…The Short but Shocking Life of Napier Sturt, the Last Lord Alington of Crichel (Paperback – 31 Dec. 2021), by William Cross.
(Wikipedia): “New Orleans is a 1947 American musical romance film featuring Billie Holiday as a singing maid and Louis Armstrong as a bandleader; supporting players Holiday and Armstrong perform together and portray a couple becoming romantically involved. During one song, Armstrong’s character introduces the members of his band, a virtual Who’s Who of classic jazz greats, including trombonist Kid Ory, drummer Zutty Singleton, clarinetist Barney Bigard, guitar player Bud Scott, bassist George “Red” Callender, pianist Charlie Beal, and pianist Meade Lux Lewis. Also performing in the film is cornetist Mutt Carey and bandleader Woody Herman. The music, however, takes a back seat to a rather conventional plot. The movie stars Arturo de Córdova and Dorothy Patrick, features Marjorie Lord, and was directed by Arthur Lubin.”
He married Lady Mary Sibell Ashley-Cooper, daughter of Anthony Ashley-Cooper, 9th Earl of Shaftesbury, on 27 November 1928. They had one child: Hon. Mary Anna Sibell Elizabeth Sturt (b. 1929, d. 2010) who later fought the Government and won, leading to the resignation of a Minister, in the Crichel Down Affair.
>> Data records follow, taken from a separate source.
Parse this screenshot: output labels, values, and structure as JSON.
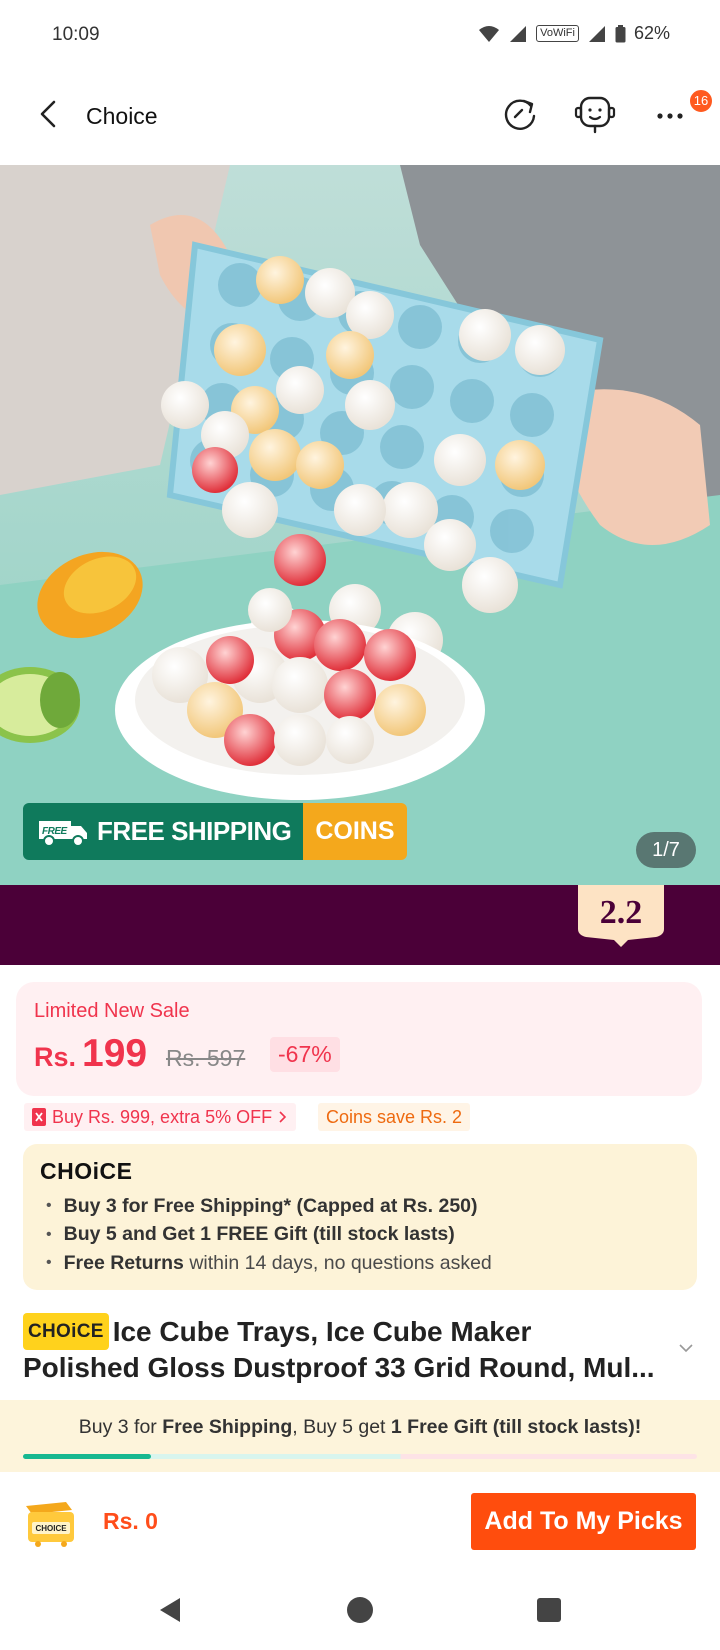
{
  "status_bar": {
    "time": "10:09",
    "network_label": "VoWiFi",
    "battery": "62%"
  },
  "header": {
    "title": "Choice",
    "notification_count": "16",
    "icons": [
      "back-icon",
      "share-icon",
      "customer-service-icon",
      "more-icon"
    ]
  },
  "gallery": {
    "free_shipping_label": "FREE SHIPPING",
    "free_tag": "FREE",
    "coins_label": "COINS",
    "counter": "1/7"
  },
  "event_badge": "2.2",
  "price": {
    "sale_label": "Limited New Sale",
    "currency": "Rs.",
    "current": "199",
    "original": "Rs. 597",
    "discount": "-67%"
  },
  "promos": {
    "coupon": "Buy Rs. 999, extra 5% OFF",
    "coins": "Coins save Rs. 2"
  },
  "choice_benefits": {
    "logo": "CHOiCE",
    "items": [
      {
        "bold": "Buy 3 for  Free Shipping* (Capped at Rs. 250)",
        "rest": ""
      },
      {
        "bold": "Buy 5 and Get 1 FREE Gift (till stock lasts)",
        "rest": ""
      },
      {
        "bold": "Free Returns",
        "rest": " within 14 days, no questions asked"
      }
    ]
  },
  "product": {
    "tag": "CHOiCE",
    "title_line1": "Ice Cube Trays, Ice Cube Maker",
    "title_line2": "Polished Gloss Dustproof 33 Grid Round, Mul..."
  },
  "bundle_bar": {
    "part1": "Buy 3 for ",
    "bold1": "Free Shipping",
    "part2": ", Buy 5 get ",
    "bold2": "1 Free Gift (till stock lasts)!",
    "progress_fraction": 0.19
  },
  "bottom_bar": {
    "cart_label": "CHOICE",
    "cart_total": "Rs. 0",
    "add_button": "Add To My Picks"
  },
  "colors": {
    "accent": "#ff4d0d",
    "sale_red": "#f0344d",
    "shipping_green": "#0f7a5c",
    "coins_orange": "#f4a81c",
    "event_purple": "#4b0038",
    "choice_yellow": "#ffd21c"
  }
}
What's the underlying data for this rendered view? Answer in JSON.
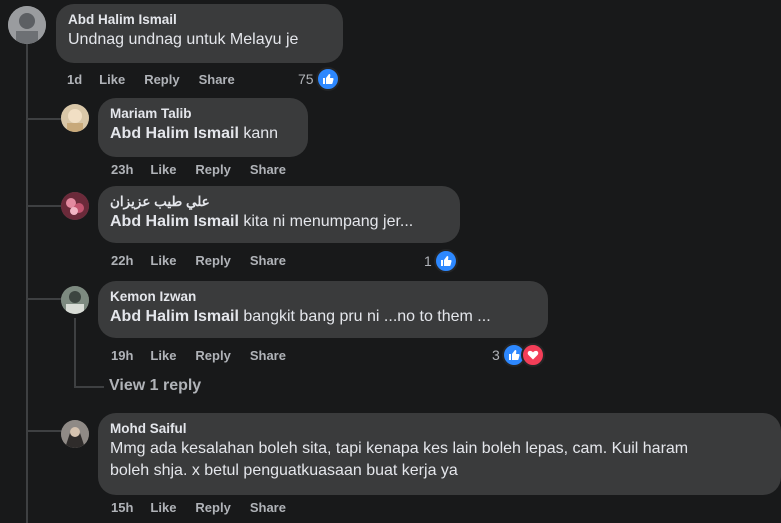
{
  "comments": [
    {
      "author": "Abd Halim Ismail",
      "mention": "",
      "text": "Undnag undnag untuk Melayu je",
      "time": "1d",
      "reaction_count": "75",
      "reactions": [
        "like-icon"
      ]
    },
    {
      "author": "Mariam Talib",
      "mention": "Abd Halim Ismail",
      "text": "kann",
      "time": "23h",
      "reaction_count": "",
      "reactions": []
    },
    {
      "author": "علي طيب عزيزان",
      "mention": "Abd Halim Ismail",
      "text": "kita ni menumpang jer...",
      "time": "22h",
      "reaction_count": "1",
      "reactions": [
        "like-icon"
      ]
    },
    {
      "author": "Kemon Izwan",
      "mention": "Abd Halim Ismail",
      "text": "bangkit bang pru ni ...no to them ...",
      "time": "19h",
      "reaction_count": "3",
      "reactions": [
        "like-icon",
        "love-icon"
      ]
    },
    {
      "author": "Mohd Saiful",
      "mention": "",
      "text_line1": "Mmg ada kesalahan boleh sita, tapi kenapa kes lain boleh lepas, cam. Kuil haram",
      "text_line2": "boleh shja. x betul penguatkuasaan buat kerja ya",
      "time": "15h",
      "reaction_count": "",
      "reactions": []
    }
  ],
  "actions": {
    "like": "Like",
    "reply": "Reply",
    "share": "Share"
  },
  "view_replies": "View 1 reply",
  "colors": {
    "background": "#18191a",
    "bubble": "#3a3b3c",
    "like": "#2d88ff",
    "love": "#f33e58",
    "muted": "#b0b3b8"
  }
}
Alington may well be most notable for having dated Tallulah Bankhead in the 1920s…His bisexuality was well known. He was a friend of the Polish composer Karol Szymanowskiwho dedicated his highly sensuous Songs of an infatuated Muezzin Op.42 to the handsome young Englishman, on their publication in 1922.
He had no male heir upon his death, so the title became extinct. The Crichel estate passed to his 11-year-old daughter Mary, who later married Commander George (known as “Toby”) Marten.
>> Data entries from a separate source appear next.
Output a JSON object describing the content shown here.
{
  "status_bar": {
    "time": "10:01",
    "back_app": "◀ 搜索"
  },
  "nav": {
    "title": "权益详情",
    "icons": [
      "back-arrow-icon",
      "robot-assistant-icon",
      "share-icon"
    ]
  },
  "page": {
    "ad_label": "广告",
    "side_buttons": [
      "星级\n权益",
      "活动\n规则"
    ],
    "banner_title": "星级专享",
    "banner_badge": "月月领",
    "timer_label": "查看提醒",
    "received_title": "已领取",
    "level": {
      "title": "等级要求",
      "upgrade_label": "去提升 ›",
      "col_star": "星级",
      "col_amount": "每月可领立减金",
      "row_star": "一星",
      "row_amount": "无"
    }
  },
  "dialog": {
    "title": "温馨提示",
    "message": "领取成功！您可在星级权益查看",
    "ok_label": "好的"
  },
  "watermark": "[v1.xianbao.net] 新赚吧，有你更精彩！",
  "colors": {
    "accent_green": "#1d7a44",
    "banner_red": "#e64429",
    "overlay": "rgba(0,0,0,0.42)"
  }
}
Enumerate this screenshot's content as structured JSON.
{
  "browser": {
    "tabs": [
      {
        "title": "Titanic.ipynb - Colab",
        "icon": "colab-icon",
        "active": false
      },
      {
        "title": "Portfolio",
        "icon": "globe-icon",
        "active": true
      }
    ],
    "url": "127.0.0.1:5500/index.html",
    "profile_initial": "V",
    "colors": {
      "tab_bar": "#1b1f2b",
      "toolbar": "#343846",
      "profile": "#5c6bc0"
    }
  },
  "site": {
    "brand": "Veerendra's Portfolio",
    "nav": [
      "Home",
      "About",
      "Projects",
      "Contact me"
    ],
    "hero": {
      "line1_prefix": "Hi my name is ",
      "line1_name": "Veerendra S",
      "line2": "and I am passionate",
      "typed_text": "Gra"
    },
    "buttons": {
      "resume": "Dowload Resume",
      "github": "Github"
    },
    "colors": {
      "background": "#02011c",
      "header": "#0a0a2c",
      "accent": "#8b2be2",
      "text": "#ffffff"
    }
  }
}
In the First World War, he was a captain in the Royal Air Force. In the Second World War, he was commissioned on 2 July 1940 as an officer of the Royal Air Force Volunteer Reserve in the Administrative and Special Duties Branch and was posted to Cairo, possibly serving as a staff officer at HQ Middle East. He died on 16 September 1940 aged 43 in Cairo on active service of a short illness after pneumonia, and is buried in the New British Protestant Cemetery, Cairo, Egypt, plot E.221-222.”
Robert Gottlieb wrote in The New Yorker of May 8, 2005:
“…(Tallulah Bankhead) had no schooling as an actress and she lacked discipline, but she had vivid charm and looks, and she was absolutely determined to prevail. “I was consumed by a fever to be famous, even infamous,” she wrote.
In her desperation to be noticed, she experimented with alcohol and cocaine, but her main shock tactics involved sex. Apparently, her first affair was with the celebrated actress Eva Le Gallienne, three years her senior, but although she liked to boast about her irregular love life—“I’m a lesbian,” she announced to a stranger at a party. “What do you do?”—she also told a friend, “I could never become a lesbian, because they have no sense of humor!” Perhaps she found later women friends like Billie Holiday (pictured) funnier than Le Gallienne. On the whole, though, her taste was for men, and early on she met the man she undoubtedly cared for longest and most deeply, “Naps” Alington—Napier George Henry Sturt Alington, the third Alington baron—who was, in the words of Lee Israel, her most perceptive biographer, “a soft-spoken, blond tubercular—well cultivated, bisexual, with sensuous, meaty lips, a distant, antic charm, a history of mysterious disappearances, and a streak of cruelty.”
Tallulah was generally out of funds, scrounging meals and running up bills at the Algonquin, whose long-suffering owner, Frank Case, announced at one point, “I can either run this hotel or look after Tallulah Bankhead. I can’t do both.”.”